"The universality of dominance and violence across human societies...and the existence of genetic and neurological mechanisms that underlie it....The partial heritability of intelligence, conscientiousness, and antisocial tendencies, implying that some degree of inequality will arise even in perfectly fair economic systems, and that we therefore face an inherent trade-off between equality and freedom....The biases of the human moral sense, including a preference for kin and friends, a susceptibility to a taboo mentality, and a tendency to confuse morality with conformity, rank, cleanliness, and beauty.") (p.294)

I don't want to fight research and scientific inquiry into who we are—no matter who is doing it.  If it's good science, so be it. 3   What I will happily fight is evil—laws that hurt people. The fact is, we can fight for or against all sorts of issues on moral, legal, and political grounds, regardless of whether a human trait is considered innate, immutable, hard-wired, and/or essential.

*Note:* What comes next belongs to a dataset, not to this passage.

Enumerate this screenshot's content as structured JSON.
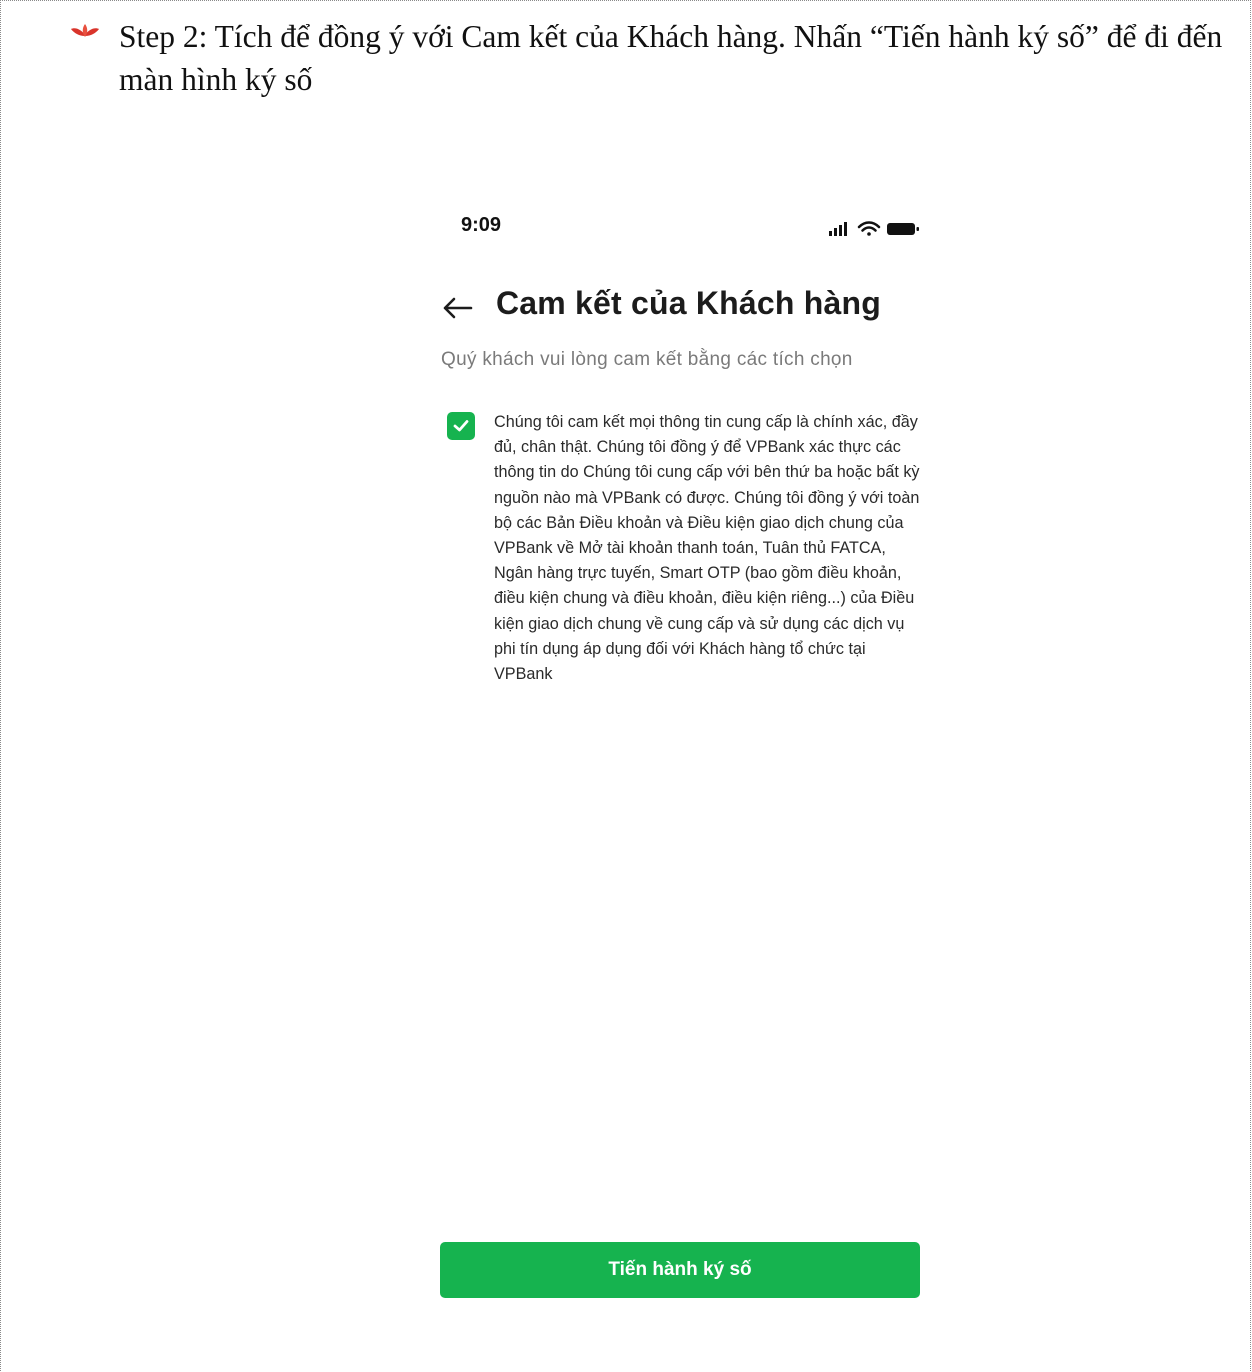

The place to put our oppositional energy, then, I think, is in the legal and moral sphere, not the scientific one. Because, regardless of what ‘knowledge’ researchers find, there’s no reason public policy has to be anything other than decent and humane. 4 g


1. Re this line from Dennett, says a philosopher engaged in the field:
"This is a self-serving and self-promoting attempt to form a new inquisitorial committee whose views must be taken as sacred. It's an attempt to displace the old inquisitors of evolutionary psychologyMargo Wilson, Martin Daly, and the clique at HBESwith a new clique.  It's also an attempt by Daniel Dennett to put himself on a par with the discoverers of DNA, with E.O. Wilson, and with Richard Dawkins.  In fact, Dennett's contribution to evolutionary psychologyor to "naturalism"seems marginal to me (with the exception of his phrase "the theory of self").


2. I see it all as epigenetic/cyclical process: epistemic tools shape minds, which shape knowledge and tools and minds, which infinitum; but I don't know what comes first, or if it's an appropriate question or even answerable!


3. And since the study of human nature is still, after all, a soft science, science can be fought by challenging such things as faulty assumptions, bad methodology, and specious conclusions.


4. Just recently, neuroscientists at Dartmouth published a study in the journal Nature Neuroscience which purports that we are now able to detect racism in the brain (via MRI scans). In response to the findings, Trevor Phillips, chairman of the Commission for Racial Equality in Great Britain, was quoted in the The Guardian as saying:

"We spend far too much time worried about trying to detect racism in people rather than circumscribing the behaviour which leads to bias," he said. "There are people who have racist attitudes who are perfectly fair and even-handed in the ways they treat people, and there are people who would think of themselves as committed anti-racists who consistently show bias in the way they behave."


Copyright by Alice Andrews,  2003.  All rights reserved.
Copyright   ©   2003    Entelechy: Mind & Culture.  All rights reserved.